Multimedia exhibition center

Hubby sitting inside a Kamakura in the walk-in freezer


Finally, we went to several food stalls that were situated around the main festival event area. The stalls served various types of typical Japanese festival food, including the famous Yokote yakisoba. We bought two bento (lunch) boxes of Yokote yakisoba and two kiritanpo (skewers of mashed rice). We ate them inside our car as there were a lot of customers and there was no space left to sit and eat the delicacies in the food stall area.
Entrance of the food stalls area

Food stalls

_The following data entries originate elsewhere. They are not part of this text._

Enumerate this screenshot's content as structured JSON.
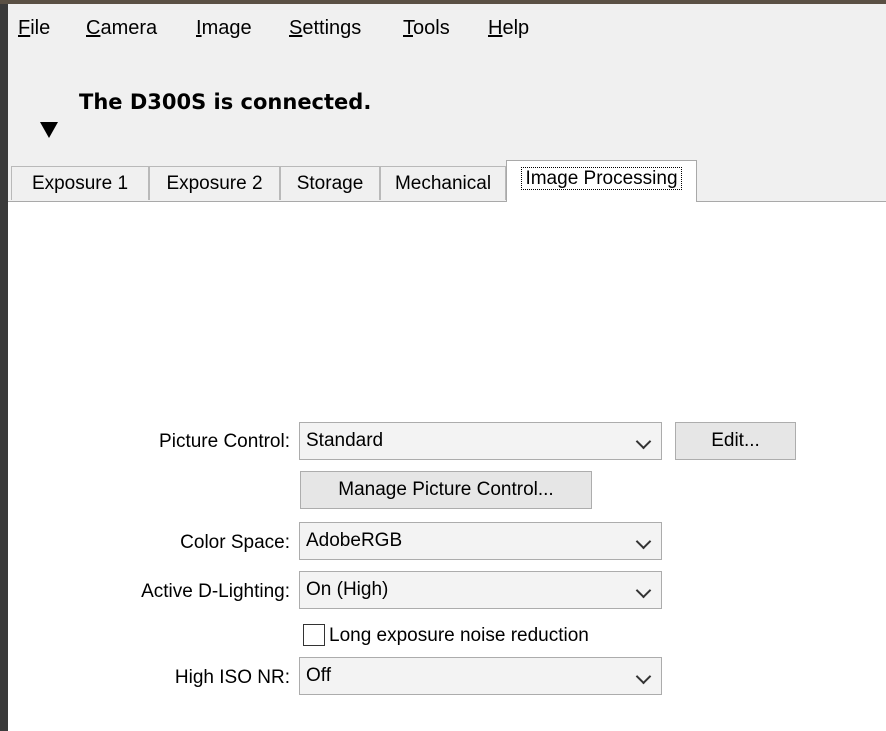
{
  "menu": {
    "items": [
      {
        "mnemonic": "F",
        "rest": "ile"
      },
      {
        "mnemonic": "C",
        "rest": "amera"
      },
      {
        "mnemonic": "I",
        "rest": "mage"
      },
      {
        "mnemonic": "S",
        "rest": "ettings"
      },
      {
        "mnemonic": "T",
        "rest": "ools"
      },
      {
        "mnemonic": "H",
        "rest": "elp"
      }
    ]
  },
  "status": {
    "text": "The D300S is connected.",
    "toggle_icon": "triangle-down-icon"
  },
  "tabs": [
    {
      "label": "Exposure 1"
    },
    {
      "label": "Exposure 2"
    },
    {
      "label": "Storage"
    },
    {
      "label": "Mechanical"
    },
    {
      "label": "Image Processing",
      "active": true
    }
  ],
  "image_processing": {
    "picture_control": {
      "label": "Picture Control:",
      "value": "Standard"
    },
    "edit_button": "Edit...",
    "manage_button": "Manage Picture Control...",
    "color_space": {
      "label": "Color Space:",
      "value": "AdobeRGB"
    },
    "active_d_lighting": {
      "label": "Active D-Lighting:",
      "value": "On (High)"
    },
    "long_exposure_nr": {
      "label": "Long exposure noise reduction",
      "checked": false
    },
    "high_iso_nr": {
      "label": "High ISO NR:",
      "value": "Off"
    }
  }
}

Yokote yakisoba and kiritanpo

Hubby eating yakisoba sitting in the car


After enjoying the Kamakura festival, we started back for our home at about 6 pm. Near the festival area we saw a beautiful red torii gate of either a temple or a shrine. The magical view of snow everywhere and a few lit candles on the ground in front of the torii gate was simply amazing.

A beautiful torii gate

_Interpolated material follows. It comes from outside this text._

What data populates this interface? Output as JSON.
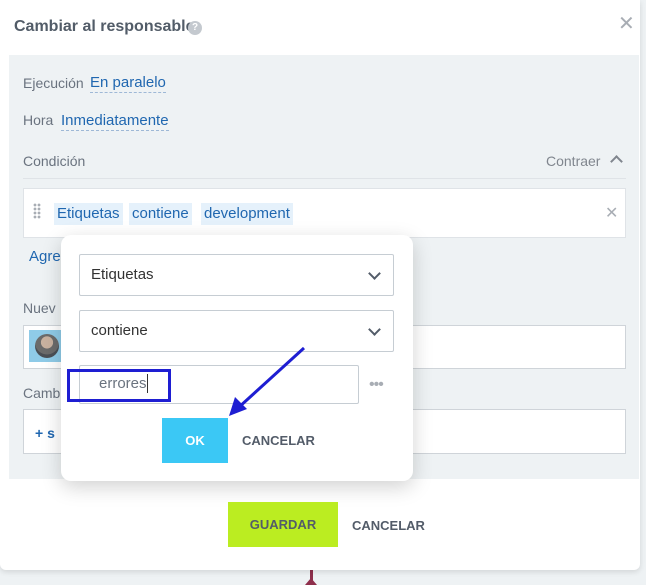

Although it was an extremely cold day, we enjoyed the Kamakura snow festival very much. We returned back home by 8 pm.

10 comments:

M.Kate said...

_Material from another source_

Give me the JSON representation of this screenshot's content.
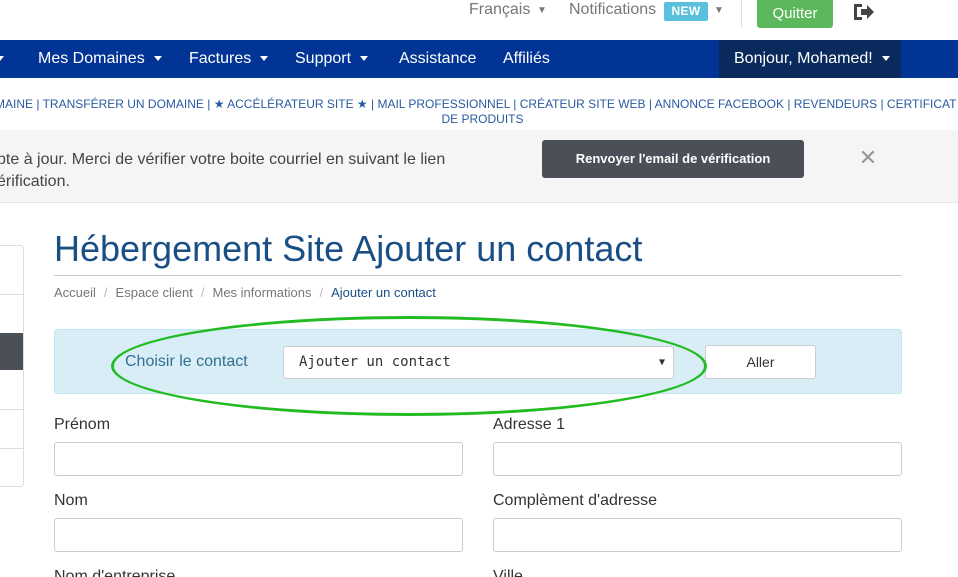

Hi, this is a wonderful blog..I'll link you up if you dont mind.

Manisha Kundu-Nagata said...

Thanks for your comment, M.Kate. I will be glad if you link my blog up.
I will visit your blog too.

Kazuo Nagata said...

Yakisoba and kiritanpo were delicious!

Manisha Kundu-Nagata said...

Yeah Kazuo, I liked yakisoba very much.

Runa said...

The snow huts are simply stunning. How did Kazuo-san managed to sit inside?

Manisha Kundu-Nagata said...

Thanks for the comment Runa. Although there was a straw mat on the floor of the snow hut, Kazuo-san felt very cold sitting inside the hut. He sat just for the time it took me to take the photo ;)

Yousei Hime said...

Hidenori-san left a link to your site: http://akitahaiku.blogspot.com/2012/02/haiku-about-winter-24.html. I'm so glad he did. Your photos and story is lovely. What a wonderful time you both must have had. Thank you for sharing it.

Magyar said...

Hello!
__Another visitor from Hidenori's
Akitahaiku blog.
__Some grand photos here of the snow festival, the 'Kamakuras' and sculptures, very interesting. Once
did people live in thes huts as did the Eskimos, in their Igloos?
__I enjoyed traveling through your blog. I'll thank Hidenori San, and I thank you.

a new place
the snow carvings stand
of the old

_m

Manisha Kundu-Nagata said...

Thanks Yousei Hime for the comment. Oh, I was not aware that Hidenori-san linked this post to his blog. Thanks for visiting my blog and hope you liked the photos and the post.

Manisha Kundu-Nagata said...

Thanks Magyar for visiting my blog. Hope you enjoyed the virtual tour of the kamakuras. I am not sure whether people lived in these kamakuras during ancient times. I can just imagine it. We visited the Kamakura festival three years ago. Hope to visit again next year.